As a little girl growing up in the former Czechoslovakia, I went to summer nature camps along with most children. My favorite part of camp was the annual demonstration of competitive K9 sports. Police and Border Patrol would bring their dogs to show their skills in running, jumping, tracking, obedience, protection, and other practical tasks. I was always most impressed by German Shepherds. They were the most beautiful, powerful and intelligent of the breeds, yet when their job was done they would roll around, play, and love on the children at the camp. I always dreamed that I would someday own an amazing animal like this; a huge teddy bear that at one moment can wrestle playfully with children and at the next moment, snap to attention at the owners command and be the protector.
Unfortunately, I grew up in a small apartment in the city and couldn’t have a dog. While all my friends in elementary school read adventures and fairy tale books, I spent my time reading books about dog training and behavior. I wanted to be ready for the time I could have a dog someday. I constantly practiced what I read in books on every friend’s and neighbor’s dog. One day, I saw a book about exotic dogs, and on the cover, there was a photo of a white shepherd. I already knew that I loved shepherds, but this was “it”, my absolute dream dog.
On the weekends, we would visit my grandmother in the country. One summer, a stray dog (I named him “Brok”) was often in the area. He never trusted anyone and would keep his distance from people. He became my project, and I would follow him and talk to him for hours. He would always trot off several paces and turn his head to keep track of me. Clearly, he didn’t trust me, but I didn’t give up! One weekend, I came prepared for the routine again but, to my surprise, he came up to me wagging his tail, happy to see me. This was the beginning of a special friendship. Every week, after that point, Brok would wait for me to arrive to our weekend cottage, sitting in front of our gate. We had so many adventures together and I would practice my training skills on him. Sadly, my family escaped from Czechoslovakia and we didn’t return until almost 10 years later. I heard that he waited for me to return each weekend until he ultimately passed away.

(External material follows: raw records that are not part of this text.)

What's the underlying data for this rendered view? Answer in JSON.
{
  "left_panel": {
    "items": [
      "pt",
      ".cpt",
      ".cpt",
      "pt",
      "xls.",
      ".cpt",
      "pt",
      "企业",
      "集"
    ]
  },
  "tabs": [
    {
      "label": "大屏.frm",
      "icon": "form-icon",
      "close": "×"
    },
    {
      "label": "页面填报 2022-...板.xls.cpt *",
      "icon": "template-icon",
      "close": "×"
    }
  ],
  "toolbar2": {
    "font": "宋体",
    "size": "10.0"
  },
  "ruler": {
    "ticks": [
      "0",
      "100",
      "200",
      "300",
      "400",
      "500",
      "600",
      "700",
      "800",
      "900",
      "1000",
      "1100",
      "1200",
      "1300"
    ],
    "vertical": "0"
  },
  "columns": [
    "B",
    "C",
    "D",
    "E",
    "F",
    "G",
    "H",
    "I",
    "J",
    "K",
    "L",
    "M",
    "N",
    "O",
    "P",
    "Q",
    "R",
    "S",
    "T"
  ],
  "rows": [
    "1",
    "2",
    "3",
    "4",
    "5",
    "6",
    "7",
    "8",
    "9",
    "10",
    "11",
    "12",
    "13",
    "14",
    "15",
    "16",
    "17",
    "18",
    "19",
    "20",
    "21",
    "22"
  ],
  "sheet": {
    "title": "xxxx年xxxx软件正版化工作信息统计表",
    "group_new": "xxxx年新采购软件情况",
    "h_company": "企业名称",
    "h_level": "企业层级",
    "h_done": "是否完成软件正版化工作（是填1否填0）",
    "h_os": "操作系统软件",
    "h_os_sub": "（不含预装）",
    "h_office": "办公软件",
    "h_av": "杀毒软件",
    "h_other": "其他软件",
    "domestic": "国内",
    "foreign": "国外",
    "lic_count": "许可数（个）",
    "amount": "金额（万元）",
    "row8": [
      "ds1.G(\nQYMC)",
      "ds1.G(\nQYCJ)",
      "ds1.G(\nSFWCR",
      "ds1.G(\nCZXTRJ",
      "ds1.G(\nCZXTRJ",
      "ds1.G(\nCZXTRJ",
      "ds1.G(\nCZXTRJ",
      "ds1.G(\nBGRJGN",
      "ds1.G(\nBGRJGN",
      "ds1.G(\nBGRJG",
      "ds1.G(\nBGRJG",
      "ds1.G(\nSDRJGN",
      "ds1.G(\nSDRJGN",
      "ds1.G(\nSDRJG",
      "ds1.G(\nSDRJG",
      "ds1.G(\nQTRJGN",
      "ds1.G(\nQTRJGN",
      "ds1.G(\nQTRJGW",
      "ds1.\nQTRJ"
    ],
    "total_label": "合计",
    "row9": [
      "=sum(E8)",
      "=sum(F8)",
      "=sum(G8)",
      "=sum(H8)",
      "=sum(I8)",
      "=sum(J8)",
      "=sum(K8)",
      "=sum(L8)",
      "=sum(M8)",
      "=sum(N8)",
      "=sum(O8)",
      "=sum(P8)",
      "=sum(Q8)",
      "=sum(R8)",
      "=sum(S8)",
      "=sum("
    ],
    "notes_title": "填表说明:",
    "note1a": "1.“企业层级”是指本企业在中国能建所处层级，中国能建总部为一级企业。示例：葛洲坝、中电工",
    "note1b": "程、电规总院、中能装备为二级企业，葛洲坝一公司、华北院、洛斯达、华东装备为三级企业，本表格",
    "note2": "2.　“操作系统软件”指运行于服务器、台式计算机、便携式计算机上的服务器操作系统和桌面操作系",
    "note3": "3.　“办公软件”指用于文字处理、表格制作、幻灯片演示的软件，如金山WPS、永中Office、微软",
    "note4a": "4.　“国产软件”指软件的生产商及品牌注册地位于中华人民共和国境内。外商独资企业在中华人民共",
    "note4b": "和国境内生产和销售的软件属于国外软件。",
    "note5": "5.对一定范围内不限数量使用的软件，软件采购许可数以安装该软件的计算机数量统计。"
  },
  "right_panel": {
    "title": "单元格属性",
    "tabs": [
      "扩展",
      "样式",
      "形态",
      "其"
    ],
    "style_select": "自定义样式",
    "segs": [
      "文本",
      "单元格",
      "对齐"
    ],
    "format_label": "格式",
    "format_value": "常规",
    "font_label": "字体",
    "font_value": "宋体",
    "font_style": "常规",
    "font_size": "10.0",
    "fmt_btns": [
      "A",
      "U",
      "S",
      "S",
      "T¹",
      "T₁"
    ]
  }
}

When I was 19 years old and living in Germany, I finally had the chance to own my own dog. Of course, I had to have a white German shepherd. Her name was Shewa (shey-va). She was my constant companion, my angel, and best friend. She came with me to America which has become “my chosen home.” My husband often reminds me that when I met him, all I had was a “dog and a suitcase.”
Shewa was amazing. She would lay outside of the classrooms and wait for me for hours as I attended classes at UCLA. She would sit and carefully watch every person that came nearby while I read at the beach. We competed in agility, and she could do high-level obedience, jump a five-foot fence on command, and leap over any bench in a park. She would even pull me when I went rollerblading. When I adopted several hurt birds that fell from their nest, she would gently hold them between her paws and lick them kindly (she also did that with my pet rat). She was an extremely loving and loyal dog.
I will never forget Brok and Shewa, the two dogs that marked two different eras of my life and got me started on my new chapter – my own breeding program.